Not sure who was betrayed, I never found out.
Developer: Blackpowder Games
Publisher: Blackpowder Games
Platforms: Microsoft Windows (reviewed)
Available on: Steam
It’s really unfortunate that I’ve had my fill after only 3.5 hours of playing Betrayer. It’s one of those games that opens up really strong with both a unique visual presentation as well as an intriguing setting. Lamentably, the game just can’t manage to keep what it promises in that first hour or so of playing.
You start out the game washed ashore in Colonial America sometime during the 17th century. With nothing to your person besides a knife, you start exploring the New World, first encountering a maiden clad in red as well as some none too friendly Conquistadors, which at first you get to take out with a bow and arrow and later on even with some era-appropriate firearms which obviously all only have a single shot in them at any given time with lengthy reload times.
All that manages to make Betrayer feel unique on a mechanical level and gives it a particular flavor that I personally haven’t seen before. Adding to that is the stark black and white color palette with which the game is rendered, broken up only by an intense red hue whenever you encounter enemies, the aforementioned maiden in red or other objects of interest. There is a setting in the options menu where you can actually introduce color into this world and even control how saturated you want it to be, in addition to controlling the brightness and darkness to set your own preferred contrast, but I wanted to experience it without color since that’s the intended look of the game.
To contrast the harsh brightness of the daytime levels, there’s also a mechanic which lets you switch into an alternate dark version of the game, not unlike Silent Hill, Zelda or any number of games. In this dark world, the regular Conquistadors and Native Americans that show up on later maps are replaced by skeletons and the dark world lets you interact with the souls of the people who died in order to solve a mystery.
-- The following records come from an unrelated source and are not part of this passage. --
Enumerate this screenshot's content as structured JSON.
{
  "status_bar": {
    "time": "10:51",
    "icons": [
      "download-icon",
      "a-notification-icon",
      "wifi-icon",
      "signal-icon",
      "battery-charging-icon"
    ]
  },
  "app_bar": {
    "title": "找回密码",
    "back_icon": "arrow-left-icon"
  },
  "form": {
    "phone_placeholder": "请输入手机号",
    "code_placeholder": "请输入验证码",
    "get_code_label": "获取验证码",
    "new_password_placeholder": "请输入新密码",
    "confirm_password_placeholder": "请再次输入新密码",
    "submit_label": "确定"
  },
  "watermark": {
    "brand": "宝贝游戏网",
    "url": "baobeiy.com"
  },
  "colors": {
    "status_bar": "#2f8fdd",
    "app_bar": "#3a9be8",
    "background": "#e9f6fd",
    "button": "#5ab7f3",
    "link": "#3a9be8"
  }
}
All of this made the game really interesting to me, but if I don’t want to continue playing the game after barely 4 hours, you can guess what part of the game is the weakest: The gameplay. Now this is not to say that the combat interactions are bad overall, it’s only natural for the weapons you get in a 17th century setting to be of lower quality than modern weaponry. It has more to do with what you actually get to do in this world.
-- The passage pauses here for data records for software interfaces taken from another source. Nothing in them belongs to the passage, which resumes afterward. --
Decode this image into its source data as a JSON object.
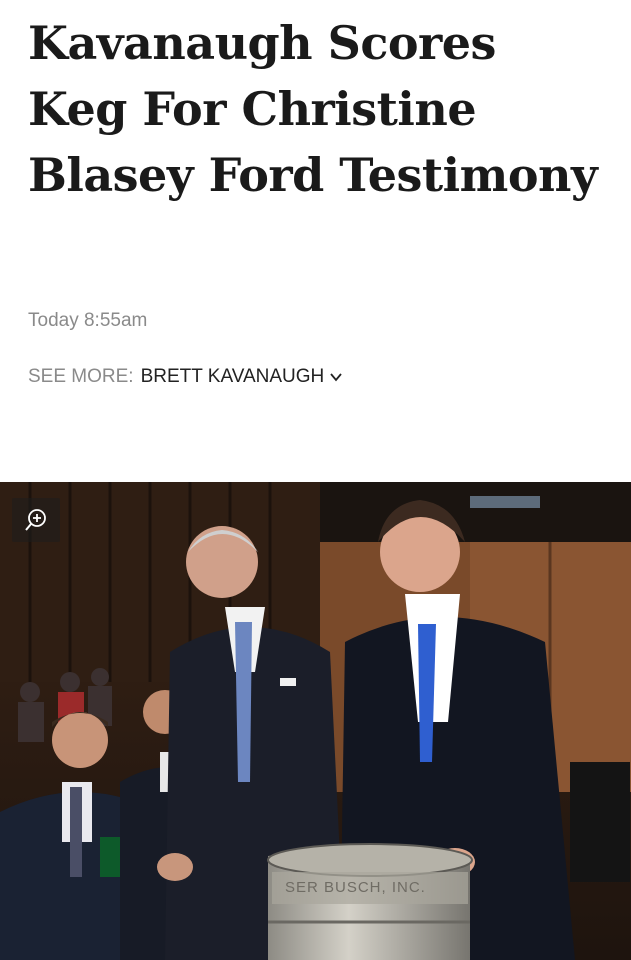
{
  "article": {
    "headline": "Kavanaugh Scores Keg For Christine Blasey Ford Testimony",
    "timestamp": "Today 8:55am",
    "see_more_label": "SEE MORE:",
    "see_more_topic": "BRETT KAVANAUGH"
  },
  "photo": {
    "keg_text": "SER BUSCH, INC."
  },
  "icons": {
    "zoom": "zoom-in-icon",
    "chevron": "chevron-down-icon"
  }
}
The problem the combat is that dealing with enemies isn’t all that interesting. The game has a strong focus on listening to your surroundings, since basically everything has a corresponding tone to it. If you’re near a Conquistador, you can hear his grunts. Native Americans cause birds to fly off so you’ll be alerted to their presence. Points of interest also make a unique sound and you can mask your own noises by only moving during gusts of wind, etc. And since I suck at stealth, I never even managed to get close to an enemy in order to attempt a backstab. And that’s when you find out that the regular combat also isn’t all that interesting. Enemy behavior is fairly predictable with most of them just running straight at you. Since they have the same amazing eye-sight as their cousins from the first FarCry game, they can spot you from halfway across the map and make a beeline towards you. So while they’re running towards you, you can pick them off with your bow or firearm and when they get closer, just bunnyhop out of their projectiles and head straight for them in order to kill them with your incredibly powerful melee attack. This also caused me to abandon all precautions with regards to my movement, and instead of taking it slow in order to not alert enemies, I just ran around these maps with reckless abandon and found that in spite of how large they may appear, you can still run from one and to the other in less than a minute and change, only stopping whenever I encountered an enemy, which can be a rare occurrence.
Collecting clues means that you’ll just be running across the length and breadth of any given map you get to explore. While doing that, you can find chests, graves, important objects, notes and letters as well as totem poles. The problem with this is that with every map you explore, you basically head towards the center of it where there’s some sort of village or outpost where you’ll find a merchant and a water barrel that lets you restore your health and after that, you’ll do a perimeter sweep by just picking a direction, and running around in a circle across the entire map in order to uncover everything. Then you enter the dark world by ringing a bell that can be found in every map – again at in the fort/outpost in the center of the map – and then you can do the entire thing again to cleanse objects from corruption by killing all the skeletons and interacting with the wraiths.
I guess my biggest problem with the repetition comes from the fact that you have to explore the same world twice. Almost every game I’ve played with that type of light world / dark world gimmick feels like the developers were too lazy to design a bunch of levels and thought they could stretch out their content by having the player traverse everything at least twice. Which is especially boring in cases where the switch changes basically nothing, as is the case with Betrayer, where only the enemies are different.
It’s rather unfortunate that a game that from the outset looked so interesting didn’t live up to what the beginning of the game managed to impress with. In fact, the visual presentation serves as a nice encapsulation of the problems Betrayer has: At first, it’s striking and it feels different to everything else, only to then devolve and feel utterly repetitive and monotonous.